The outside of the Porcerax II® insert should not be tapered. It is acceptable to relieve the OD below the parting line, but if the OD is tapered, then repairing a damaged insert by lowering the surface by 1/8” to 1⁄4” is not possible. Lowering the surface is sometimes the best way to repair the molding surface when damaged. (See repairs)

Rib Design

Because of plastic shrinkage, it is best to put .015” to .020” rads on the 6 vertical corners of the hexagon bosses that mold the rib pattern. This will aid in release.

Rib Design Molder's World

Part Ejection
It is not necessary to have ejector pins through the Porcerax II® insert for part release, but it is possible to do that without damaging the Porcerax II® insert. Lifters that slide up the outside diameter of the insert and lift on the outer ring of the speaker grill work well.

Venting Design

Venting the Core Block
It is necessary to have a drilled exhaust line through the core block pocket to atmosphere. This drilled hole should line up with the drilled and EDM burned center vent hole on the backside of the Porcerax II® insert.
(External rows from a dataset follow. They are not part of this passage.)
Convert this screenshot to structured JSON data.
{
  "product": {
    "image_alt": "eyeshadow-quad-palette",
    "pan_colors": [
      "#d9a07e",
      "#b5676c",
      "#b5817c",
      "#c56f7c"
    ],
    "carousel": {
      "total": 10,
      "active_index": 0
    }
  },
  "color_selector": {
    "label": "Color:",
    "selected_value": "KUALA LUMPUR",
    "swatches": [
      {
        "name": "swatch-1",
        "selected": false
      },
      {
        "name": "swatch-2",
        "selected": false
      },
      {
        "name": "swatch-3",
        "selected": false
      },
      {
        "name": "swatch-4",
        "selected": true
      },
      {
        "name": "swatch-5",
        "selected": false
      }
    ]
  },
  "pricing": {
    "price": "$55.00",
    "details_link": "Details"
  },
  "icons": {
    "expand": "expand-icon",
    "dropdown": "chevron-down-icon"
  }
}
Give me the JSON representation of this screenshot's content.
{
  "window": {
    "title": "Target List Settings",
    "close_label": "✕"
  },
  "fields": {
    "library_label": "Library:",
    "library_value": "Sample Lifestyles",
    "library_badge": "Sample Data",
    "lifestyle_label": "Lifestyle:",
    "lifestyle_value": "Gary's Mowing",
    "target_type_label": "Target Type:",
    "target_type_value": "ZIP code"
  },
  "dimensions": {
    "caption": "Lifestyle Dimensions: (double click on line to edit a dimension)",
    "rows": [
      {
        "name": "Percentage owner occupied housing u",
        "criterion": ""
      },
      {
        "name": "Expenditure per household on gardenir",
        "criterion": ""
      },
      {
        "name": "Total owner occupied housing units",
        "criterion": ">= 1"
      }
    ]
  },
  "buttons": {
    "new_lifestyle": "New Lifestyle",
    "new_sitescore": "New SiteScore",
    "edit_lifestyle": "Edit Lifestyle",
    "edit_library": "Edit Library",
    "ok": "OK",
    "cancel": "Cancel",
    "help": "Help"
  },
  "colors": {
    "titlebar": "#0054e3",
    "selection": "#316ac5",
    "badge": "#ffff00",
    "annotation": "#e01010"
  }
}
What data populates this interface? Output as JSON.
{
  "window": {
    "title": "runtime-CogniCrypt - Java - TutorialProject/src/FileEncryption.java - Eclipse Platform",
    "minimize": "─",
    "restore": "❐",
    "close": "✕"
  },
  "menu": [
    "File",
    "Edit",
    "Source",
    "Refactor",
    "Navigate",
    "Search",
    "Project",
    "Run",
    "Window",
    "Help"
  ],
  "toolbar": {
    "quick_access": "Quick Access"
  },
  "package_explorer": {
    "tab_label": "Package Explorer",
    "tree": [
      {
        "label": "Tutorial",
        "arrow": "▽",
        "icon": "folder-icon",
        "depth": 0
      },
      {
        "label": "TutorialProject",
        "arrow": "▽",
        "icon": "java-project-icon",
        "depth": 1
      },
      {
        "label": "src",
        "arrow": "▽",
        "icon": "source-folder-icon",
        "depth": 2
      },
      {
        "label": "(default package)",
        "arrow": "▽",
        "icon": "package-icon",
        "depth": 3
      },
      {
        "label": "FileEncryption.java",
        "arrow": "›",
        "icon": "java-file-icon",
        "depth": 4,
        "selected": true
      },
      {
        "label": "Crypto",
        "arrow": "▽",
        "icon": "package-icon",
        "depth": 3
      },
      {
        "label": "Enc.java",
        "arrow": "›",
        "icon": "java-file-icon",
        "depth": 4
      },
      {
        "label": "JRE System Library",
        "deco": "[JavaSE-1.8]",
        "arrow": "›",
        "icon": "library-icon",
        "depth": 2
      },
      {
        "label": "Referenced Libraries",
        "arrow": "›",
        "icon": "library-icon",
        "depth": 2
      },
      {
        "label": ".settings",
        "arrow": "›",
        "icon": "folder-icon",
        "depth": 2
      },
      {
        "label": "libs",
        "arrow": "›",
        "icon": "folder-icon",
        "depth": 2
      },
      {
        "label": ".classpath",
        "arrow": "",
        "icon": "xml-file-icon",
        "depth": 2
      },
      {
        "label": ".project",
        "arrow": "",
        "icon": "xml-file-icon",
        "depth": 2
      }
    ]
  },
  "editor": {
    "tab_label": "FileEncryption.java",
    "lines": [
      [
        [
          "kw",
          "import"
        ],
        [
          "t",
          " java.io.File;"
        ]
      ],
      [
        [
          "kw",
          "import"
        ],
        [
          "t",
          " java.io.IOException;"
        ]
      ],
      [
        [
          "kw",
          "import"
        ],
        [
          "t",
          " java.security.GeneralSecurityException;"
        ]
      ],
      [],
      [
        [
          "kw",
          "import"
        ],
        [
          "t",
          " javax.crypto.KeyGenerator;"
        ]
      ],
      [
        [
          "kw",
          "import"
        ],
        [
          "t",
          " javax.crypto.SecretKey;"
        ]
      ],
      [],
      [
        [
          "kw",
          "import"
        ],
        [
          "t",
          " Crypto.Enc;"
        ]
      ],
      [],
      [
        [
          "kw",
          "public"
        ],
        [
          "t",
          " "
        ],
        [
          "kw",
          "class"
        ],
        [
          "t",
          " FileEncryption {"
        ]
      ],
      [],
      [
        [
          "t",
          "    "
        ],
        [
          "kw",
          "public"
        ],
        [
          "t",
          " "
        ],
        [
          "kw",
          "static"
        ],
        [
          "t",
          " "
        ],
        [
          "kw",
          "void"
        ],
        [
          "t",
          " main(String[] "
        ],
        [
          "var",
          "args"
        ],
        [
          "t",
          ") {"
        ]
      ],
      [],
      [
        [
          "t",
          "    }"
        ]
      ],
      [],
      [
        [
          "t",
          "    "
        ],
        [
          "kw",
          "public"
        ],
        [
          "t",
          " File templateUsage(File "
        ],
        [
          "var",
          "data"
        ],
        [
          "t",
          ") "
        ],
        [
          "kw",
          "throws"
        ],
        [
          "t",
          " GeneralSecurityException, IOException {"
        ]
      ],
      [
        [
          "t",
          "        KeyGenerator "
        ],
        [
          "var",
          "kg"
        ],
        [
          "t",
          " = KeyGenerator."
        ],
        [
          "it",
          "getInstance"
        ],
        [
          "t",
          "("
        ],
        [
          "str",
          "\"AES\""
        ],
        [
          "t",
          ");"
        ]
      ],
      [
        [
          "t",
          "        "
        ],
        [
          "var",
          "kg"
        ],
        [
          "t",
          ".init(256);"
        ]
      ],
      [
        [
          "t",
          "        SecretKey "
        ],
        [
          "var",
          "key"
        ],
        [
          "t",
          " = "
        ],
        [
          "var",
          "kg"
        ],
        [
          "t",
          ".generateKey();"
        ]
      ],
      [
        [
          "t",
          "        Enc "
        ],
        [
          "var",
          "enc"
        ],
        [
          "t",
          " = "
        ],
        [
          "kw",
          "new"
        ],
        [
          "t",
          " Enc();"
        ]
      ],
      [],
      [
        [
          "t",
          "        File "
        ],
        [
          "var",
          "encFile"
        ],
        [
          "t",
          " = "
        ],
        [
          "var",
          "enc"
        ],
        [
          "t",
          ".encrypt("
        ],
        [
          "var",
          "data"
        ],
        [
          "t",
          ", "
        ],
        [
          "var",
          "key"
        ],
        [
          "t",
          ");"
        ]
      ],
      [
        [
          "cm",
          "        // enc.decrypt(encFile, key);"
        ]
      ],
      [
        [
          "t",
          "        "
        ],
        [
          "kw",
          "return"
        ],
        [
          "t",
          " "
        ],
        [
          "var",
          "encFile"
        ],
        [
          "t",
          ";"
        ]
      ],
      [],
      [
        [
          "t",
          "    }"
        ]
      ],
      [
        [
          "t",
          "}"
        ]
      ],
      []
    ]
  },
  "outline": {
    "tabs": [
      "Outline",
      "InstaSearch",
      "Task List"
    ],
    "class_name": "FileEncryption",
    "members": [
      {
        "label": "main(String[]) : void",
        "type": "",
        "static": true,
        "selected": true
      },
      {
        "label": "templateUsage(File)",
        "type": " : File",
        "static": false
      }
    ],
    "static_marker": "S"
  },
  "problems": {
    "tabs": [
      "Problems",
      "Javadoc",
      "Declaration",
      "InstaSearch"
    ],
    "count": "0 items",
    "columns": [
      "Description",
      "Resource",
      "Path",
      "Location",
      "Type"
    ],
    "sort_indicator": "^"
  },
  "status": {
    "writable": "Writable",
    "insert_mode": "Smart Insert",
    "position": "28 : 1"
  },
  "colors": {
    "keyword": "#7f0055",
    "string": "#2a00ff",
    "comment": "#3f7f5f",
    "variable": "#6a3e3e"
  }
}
Molder's World

Venting the backside of the Porcerax II® core insert
In order to get optimum venting through the Porcerax II® insert,a series of drilled & EDM burned flat, 3/8” NPT blind holes need to be machined on the backside of the insert. By using NPT holes the insert can be pressurized & back flushed during cleaning. Molder’s World, Inc. recommends a minimum of 6 holes in a bolt hole pattern with an extra 7th hole in the center of the insert. (See Right) These holes should be within 5/8” to 3⁄4” of the molding surface and connected to the center hole by mill grooving the bottom of the insert or grooving the bottom of the pocket in a wagon wheel pattern.

Typical Porcerax Insert With Vent Hole Pattern Molder's World

Cleaning Porcerax II® inserts:

Heating Porcerax II® to a temperature over 500°F will only cook the contaminants inside making it harder to clean and will make the surface of the material brittle.

A professional that has Porcerax II® cleaning experience as well as explosion proof ultrasonic cleaning equipment should ALWAYS clean Porcerax II® inserts. Molder’s World, Inc. provides that service.